All of the records listed below should be retyped exactly.
[Start of Attachment]
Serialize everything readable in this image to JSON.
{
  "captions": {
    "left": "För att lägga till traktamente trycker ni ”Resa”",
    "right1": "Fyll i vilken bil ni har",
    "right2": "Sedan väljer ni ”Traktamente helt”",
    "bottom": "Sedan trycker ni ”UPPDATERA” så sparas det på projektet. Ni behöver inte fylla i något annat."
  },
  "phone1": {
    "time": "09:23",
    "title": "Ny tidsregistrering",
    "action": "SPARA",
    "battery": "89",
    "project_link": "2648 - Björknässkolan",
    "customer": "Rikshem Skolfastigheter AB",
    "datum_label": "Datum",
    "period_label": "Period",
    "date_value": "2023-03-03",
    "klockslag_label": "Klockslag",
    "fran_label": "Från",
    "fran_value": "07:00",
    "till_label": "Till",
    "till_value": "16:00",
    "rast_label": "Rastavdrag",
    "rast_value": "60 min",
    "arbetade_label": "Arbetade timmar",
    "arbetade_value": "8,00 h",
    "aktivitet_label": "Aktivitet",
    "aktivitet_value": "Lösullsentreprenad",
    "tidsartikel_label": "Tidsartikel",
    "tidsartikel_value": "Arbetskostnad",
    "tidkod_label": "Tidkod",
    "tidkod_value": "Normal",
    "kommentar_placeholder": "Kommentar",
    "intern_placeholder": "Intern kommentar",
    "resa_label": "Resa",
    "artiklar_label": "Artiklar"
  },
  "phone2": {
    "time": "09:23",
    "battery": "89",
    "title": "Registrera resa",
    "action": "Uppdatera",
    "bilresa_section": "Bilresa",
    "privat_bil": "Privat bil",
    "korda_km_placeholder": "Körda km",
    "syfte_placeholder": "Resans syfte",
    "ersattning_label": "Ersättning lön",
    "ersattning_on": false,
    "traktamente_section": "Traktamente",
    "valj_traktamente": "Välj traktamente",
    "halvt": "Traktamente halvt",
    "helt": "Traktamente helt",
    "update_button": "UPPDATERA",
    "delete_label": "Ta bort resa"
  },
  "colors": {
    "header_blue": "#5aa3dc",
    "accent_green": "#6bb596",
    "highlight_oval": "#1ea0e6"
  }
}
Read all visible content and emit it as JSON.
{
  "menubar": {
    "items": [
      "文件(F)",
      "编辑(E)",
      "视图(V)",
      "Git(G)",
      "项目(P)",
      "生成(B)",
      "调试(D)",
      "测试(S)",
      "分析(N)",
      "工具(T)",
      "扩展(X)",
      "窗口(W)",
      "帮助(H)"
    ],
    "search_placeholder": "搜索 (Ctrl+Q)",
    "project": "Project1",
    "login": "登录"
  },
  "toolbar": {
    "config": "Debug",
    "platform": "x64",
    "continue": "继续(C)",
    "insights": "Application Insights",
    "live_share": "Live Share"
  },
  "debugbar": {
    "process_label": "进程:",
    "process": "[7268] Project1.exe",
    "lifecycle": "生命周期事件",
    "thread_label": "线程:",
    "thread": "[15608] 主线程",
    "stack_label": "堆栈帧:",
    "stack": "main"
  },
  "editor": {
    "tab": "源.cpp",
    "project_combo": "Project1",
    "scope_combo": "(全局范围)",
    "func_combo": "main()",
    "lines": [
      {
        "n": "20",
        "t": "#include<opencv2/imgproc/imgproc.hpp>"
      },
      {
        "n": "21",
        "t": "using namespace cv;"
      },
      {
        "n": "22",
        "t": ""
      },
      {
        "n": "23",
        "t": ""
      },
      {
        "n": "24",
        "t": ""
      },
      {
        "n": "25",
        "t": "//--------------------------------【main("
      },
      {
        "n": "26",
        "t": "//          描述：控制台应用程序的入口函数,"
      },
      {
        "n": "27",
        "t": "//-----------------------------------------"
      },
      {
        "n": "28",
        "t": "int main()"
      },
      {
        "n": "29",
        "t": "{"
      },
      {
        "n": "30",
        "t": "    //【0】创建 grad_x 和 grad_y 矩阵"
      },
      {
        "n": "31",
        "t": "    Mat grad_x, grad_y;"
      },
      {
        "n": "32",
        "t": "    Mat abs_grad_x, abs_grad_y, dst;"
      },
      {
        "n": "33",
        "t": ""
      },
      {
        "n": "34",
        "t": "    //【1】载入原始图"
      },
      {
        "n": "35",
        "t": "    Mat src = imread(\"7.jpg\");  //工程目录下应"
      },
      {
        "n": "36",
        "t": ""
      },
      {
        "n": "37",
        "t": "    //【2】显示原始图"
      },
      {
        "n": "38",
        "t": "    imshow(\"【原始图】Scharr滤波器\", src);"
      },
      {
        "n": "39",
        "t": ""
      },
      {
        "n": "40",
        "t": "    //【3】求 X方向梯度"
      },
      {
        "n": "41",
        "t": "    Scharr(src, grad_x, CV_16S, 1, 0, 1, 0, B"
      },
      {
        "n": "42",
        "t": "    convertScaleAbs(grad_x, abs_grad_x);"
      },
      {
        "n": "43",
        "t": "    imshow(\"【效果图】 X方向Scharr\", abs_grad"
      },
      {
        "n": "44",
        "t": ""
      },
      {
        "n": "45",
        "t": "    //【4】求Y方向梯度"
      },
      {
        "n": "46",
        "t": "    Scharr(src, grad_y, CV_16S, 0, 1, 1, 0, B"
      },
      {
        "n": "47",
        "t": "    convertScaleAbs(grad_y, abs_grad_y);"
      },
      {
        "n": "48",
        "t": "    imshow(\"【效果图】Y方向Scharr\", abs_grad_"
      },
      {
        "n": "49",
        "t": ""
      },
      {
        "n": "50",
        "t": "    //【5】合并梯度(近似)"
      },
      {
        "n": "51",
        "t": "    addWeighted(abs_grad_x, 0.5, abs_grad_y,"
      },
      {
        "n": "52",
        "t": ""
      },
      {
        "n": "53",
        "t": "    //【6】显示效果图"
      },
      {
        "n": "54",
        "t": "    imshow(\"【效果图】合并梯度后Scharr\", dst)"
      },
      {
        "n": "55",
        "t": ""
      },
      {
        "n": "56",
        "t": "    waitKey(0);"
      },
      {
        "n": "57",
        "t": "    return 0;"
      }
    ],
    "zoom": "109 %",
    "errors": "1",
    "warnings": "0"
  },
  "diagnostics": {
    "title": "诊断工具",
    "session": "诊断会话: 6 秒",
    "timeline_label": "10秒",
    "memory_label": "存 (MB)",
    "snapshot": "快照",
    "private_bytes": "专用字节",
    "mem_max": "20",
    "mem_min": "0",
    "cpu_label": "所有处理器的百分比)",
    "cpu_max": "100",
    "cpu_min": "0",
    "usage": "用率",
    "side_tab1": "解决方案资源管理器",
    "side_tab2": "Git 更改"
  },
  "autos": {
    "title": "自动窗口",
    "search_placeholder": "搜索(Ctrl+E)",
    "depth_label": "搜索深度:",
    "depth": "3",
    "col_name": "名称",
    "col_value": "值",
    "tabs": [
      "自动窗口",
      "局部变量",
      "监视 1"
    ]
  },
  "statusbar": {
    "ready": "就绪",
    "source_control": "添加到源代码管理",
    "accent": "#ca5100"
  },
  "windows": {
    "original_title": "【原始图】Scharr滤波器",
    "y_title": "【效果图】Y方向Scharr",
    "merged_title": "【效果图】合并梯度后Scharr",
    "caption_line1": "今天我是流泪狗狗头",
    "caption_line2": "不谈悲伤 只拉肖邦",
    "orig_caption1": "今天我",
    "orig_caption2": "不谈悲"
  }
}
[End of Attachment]
• RESPONSE:
Serialize everything readable in this image to JSON.
{
  "captions": {
    "left": "För att lägga till traktamente trycker ni ”Resa”",
    "right1": "Fyll i vilken bil ni har",
    "right2": "Sedan väljer ni ”Traktamente helt”",
    "bottom": "Sedan trycker ni ”UPPDATERA” så sparas det på projektet. Ni behöver inte fylla i något annat."
  },
  "phone1": {
    "time": "09:23",
    "title": "Ny tidsregistrering",
    "action": "SPARA",
    "battery": "89",
    "project_link": "2648 - Björknässkolan",
    "customer": "Rikshem Skolfastigheter AB",
    "datum_label": "Datum",
    "period_label": "Period",
    "date_value": "2023-03-03",
    "klockslag_label": "Klockslag",
    "fran_label": "Från",
    "fran_value": "07:00",
    "till_label": "Till",
    "till_value": "16:00",
    "rast_label": "Rastavdrag",
    "rast_value": "60 min",
    "arbetade_label": "Arbetade timmar",
    "arbetade_value": "8,00 h",
    "aktivitet_label": "Aktivitet",
    "aktivitet_value": "Lösullsentreprenad",
    "tidsartikel_label": "Tidsartikel",
    "tidsartikel_value": "Arbetskostnad",
    "tidkod_label": "Tidkod",
    "tidkod_value": "Normal",
    "kommentar_placeholder": "Kommentar",
    "intern_placeholder": "Intern kommentar",
    "resa_label": "Resa",
    "artiklar_label": "Artiklar"
  },
  "phone2": {
    "time": "09:23",
    "battery": "89",
    "title": "Registrera resa",
    "action": "Uppdatera",
    "bilresa_section": "Bilresa",
    "privat_bil": "Privat bil",
    "korda_km_placeholder": "Körda km",
    "syfte_placeholder": "Resans syfte",
    "ersattning_label": "Ersättning lön",
    "ersattning_on": false,
    "traktamente_section": "Traktamente",
    "valj_traktamente": "Välj traktamente",
    "halvt": "Traktamente halvt",
    "helt": "Traktamente helt",
    "update_button": "UPPDATERA",
    "delete_label": "Ta bort resa"
  },
  "colors": {
    "header_blue": "#5aa3dc",
    "accent_green": "#6bb596",
    "highlight_oval": "#1ea0e6"
  }
}
Read all visible content and emit it as JSON.
{
  "menubar": {
    "items": [
      "文件(F)",
      "编辑(E)",
      "视图(V)",
      "Git(G)",
      "项目(P)",
      "生成(B)",
      "调试(D)",
      "测试(S)",
      "分析(N)",
      "工具(T)",
      "扩展(X)",
      "窗口(W)",
      "帮助(H)"
    ],
    "search_placeholder": "搜索 (Ctrl+Q)",
    "project": "Project1",
    "login": "登录"
  },
  "toolbar": {
    "config": "Debug",
    "platform": "x64",
    "continue": "继续(C)",
    "insights": "Application Insights",
    "live_share": "Live Share"
  },
  "debugbar": {
    "process_label": "进程:",
    "process": "[7268] Project1.exe",
    "lifecycle": "生命周期事件",
    "thread_label": "线程:",
    "thread": "[15608] 主线程",
    "stack_label": "堆栈帧:",
    "stack": "main"
  },
  "editor": {
    "tab": "源.cpp",
    "project_combo": "Project1",
    "scope_combo": "(全局范围)",
    "func_combo": "main()",
    "lines": [
      {
        "n": "20",
        "t": "#include<opencv2/imgproc/imgproc.hpp>"
      },
      {
        "n": "21",
        "t": "using namespace cv;"
      },
      {
        "n": "22",
        "t": ""
      },
      {
        "n": "23",
        "t": ""
      },
      {
        "n": "24",
        "t": ""
      },
      {
        "n": "25",
        "t": "//--------------------------------【main("
      },
      {
        "n": "26",
        "t": "//          描述：控制台应用程序的入口函数,"
      },
      {
        "n": "27",
        "t": "//-----------------------------------------"
      },
      {
        "n": "28",
        "t": "int main()"
      },
      {
        "n": "29",
        "t": "{"
      },
      {
        "n": "30",
        "t": "    //【0】创建 grad_x 和 grad_y 矩阵"
      },
      {
        "n": "31",
        "t": "    Mat grad_x, grad_y;"
      },
      {
        "n": "32",
        "t": "    Mat abs_grad_x, abs_grad_y, dst;"
      },
      {
        "n": "33",
        "t": ""
      },
      {
        "n": "34",
        "t": "    //【1】载入原始图"
      },
      {
        "n": "35",
        "t": "    Mat src = imread(\"7.jpg\");  //工程目录下应"
      },
      {
        "n": "36",
        "t": ""
      },
      {
        "n": "37",
        "t": "    //【2】显示原始图"
      },
      {
        "n": "38",
        "t": "    imshow(\"【原始图】Scharr滤波器\", src);"
      },
      {
        "n": "39",
        "t": ""
      },
      {
        "n": "40",
        "t": "    //【3】求 X方向梯度"
      },
      {
        "n": "41",
        "t": "    Scharr(src, grad_x, CV_16S, 1, 0, 1, 0, B"
      },
      {
        "n": "42",
        "t": "    convertScaleAbs(grad_x, abs_grad_x);"
      },
      {
        "n": "43",
        "t": "    imshow(\"【效果图】 X方向Scharr\", abs_grad"
      },
      {
        "n": "44",
        "t": ""
      },
      {
        "n": "45",
        "t": "    //【4】求Y方向梯度"
      },
      {
        "n": "46",
        "t": "    Scharr(src, grad_y, CV_16S, 0, 1, 1, 0, B"
      },
      {
        "n": "47",
        "t": "    convertScaleAbs(grad_y, abs_grad_y);"
      },
      {
        "n": "48",
        "t": "    imshow(\"【效果图】Y方向Scharr\", abs_grad_"
      },
      {
        "n": "49",
        "t": ""
      },
      {
        "n": "50",
        "t": "    //【5】合并梯度(近似)"
      },
      {
        "n": "51",
        "t": "    addWeighted(abs_grad_x, 0.5, abs_grad_y,"
      },
      {
        "n": "52",
        "t": ""
      },
      {
        "n": "53",
        "t": "    //【6】显示效果图"
      },
      {
        "n": "54",
        "t": "    imshow(\"【效果图】合并梯度后Scharr\", dst)"
      },
      {
        "n": "55",
        "t": ""
      },
      {
        "n": "56",
        "t": "    waitKey(0);"
      },
      {
        "n": "57",
        "t": "    return 0;"
      }
    ],
    "zoom": "109 %",
    "errors": "1",
    "warnings": "0"
  },
  "diagnostics": {
    "title": "诊断工具",
    "session": "诊断会话: 6 秒",
    "timeline_label": "10秒",
    "memory_label": "存 (MB)",
    "snapshot": "快照",
    "private_bytes": "专用字节",
    "mem_max": "20",
    "mem_min": "0",
    "cpu_label": "所有处理器的百分比)",
    "cpu_max": "100",
    "cpu_min": "0",
    "usage": "用率",
    "side_tab1": "解决方案资源管理器",
    "side_tab2": "Git 更改"
  },
  "autos": {
    "title": "自动窗口",
    "search_placeholder": "搜索(Ctrl+E)",
    "depth_label": "搜索深度:",
    "depth": "3",
    "col_name": "名称",
    "col_value": "值",
    "tabs": [
      "自动窗口",
      "局部变量",
      "监视 1"
    ]
  },
  "statusbar": {
    "ready": "就绪",
    "source_control": "添加到源代码管理",
    "accent": "#ca5100"
  },
  "windows": {
    "original_title": "【原始图】Scharr滤波器",
    "y_title": "【效果图】Y方向Scharr",
    "merged_title": "【效果图】合并梯度后Scharr",
    "caption_line1": "今天我是流泪狗狗头",
    "caption_line2": "不谈悲伤 只拉肖邦",
    "orig_caption1": "今天我",
    "orig_caption2": "不谈悲"
  }
}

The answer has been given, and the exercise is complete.